*YOUR OBJECTIVE:*
The expected output is a copy of every line in the records with the string "screenshot".

Excerpts from an interface dataset:
=-=-=-=-=

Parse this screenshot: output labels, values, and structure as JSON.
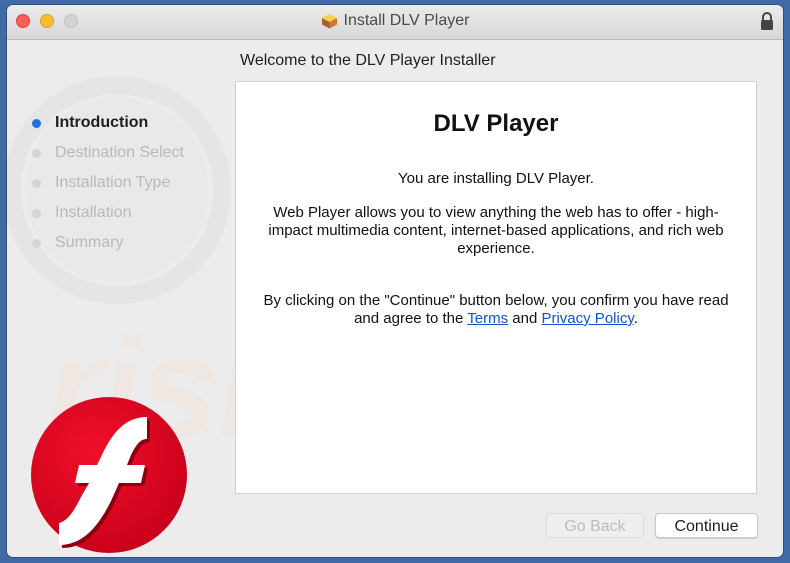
{
  "window": {
    "title": "Install DLV Player",
    "title_icon": "package-icon",
    "lock_icon": "lock-icon",
    "traffic_lights": [
      "close",
      "minimize",
      "zoom"
    ]
  },
  "header": {
    "subtitle": "Welcome to the DLV Player Installer"
  },
  "sidebar": {
    "steps": [
      {
        "label": "Introduction",
        "active": true
      },
      {
        "label": "Destination Select",
        "active": false
      },
      {
        "label": "Installation Type",
        "active": false
      },
      {
        "label": "Installation",
        "active": false
      },
      {
        "label": "Summary",
        "active": false
      }
    ],
    "logo_icon": "flash-player-logo-icon"
  },
  "content": {
    "heading": "DLV Player",
    "line1": "You are installing DLV Player.",
    "description": "Web Player allows you to view anything the web has to offer - high-impact multimedia content, internet-based applications, and rich web experience.",
    "agreement_prefix": "By clicking on the \"Continue\" button below, you confirm you have read and agree to the ",
    "terms_link": "Terms",
    "and_text": " and ",
    "privacy_link": "Privacy Policy",
    "agreement_suffix": ".",
    "link_color": "#1155cc"
  },
  "buttons": {
    "back": "Go Back",
    "continue": "Continue"
  },
  "colors": {
    "active_step": "#1a73e8",
    "desktop": "#3f6aa6"
  }
}
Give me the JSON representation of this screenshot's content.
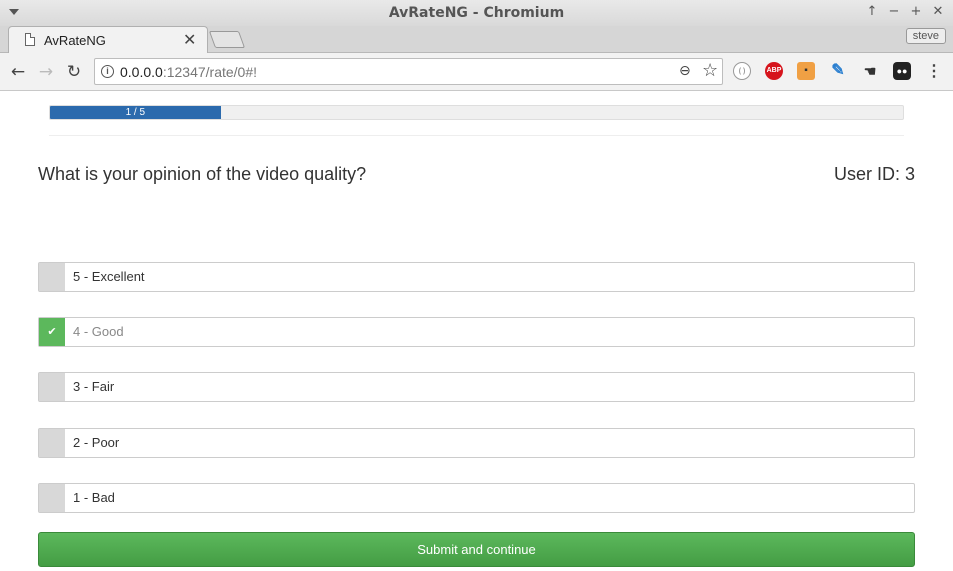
{
  "window": {
    "title": "AvRateNG - Chromium",
    "profile": "steve"
  },
  "tab": {
    "title": "AvRateNG"
  },
  "address": {
    "host": "0.0.0.0",
    "rest": ":12347/rate/0#!"
  },
  "progress": {
    "label": "1 / 5",
    "fraction": 0.2
  },
  "question": "What is your opinion of the video quality?",
  "user_id": "User ID: 3",
  "options": [
    {
      "label": "5 - Excellent",
      "checked": false
    },
    {
      "label": "4 - Good",
      "checked": true
    },
    {
      "label": "3 - Fair",
      "checked": false
    },
    {
      "label": "2 - Poor",
      "checked": false
    },
    {
      "label": "1 - Bad",
      "checked": false
    }
  ],
  "submit_label": "Submit and continue",
  "colors": {
    "progress": "#2b6aad",
    "checked": "#5cb85c",
    "submit": "#5cb85c"
  }
}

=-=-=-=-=

*SOLUTION TO THIS PROBLEM:*
Parse this screenshot: output labels, values, and structure as JSON.
Give me the JSON representation of this screenshot's content.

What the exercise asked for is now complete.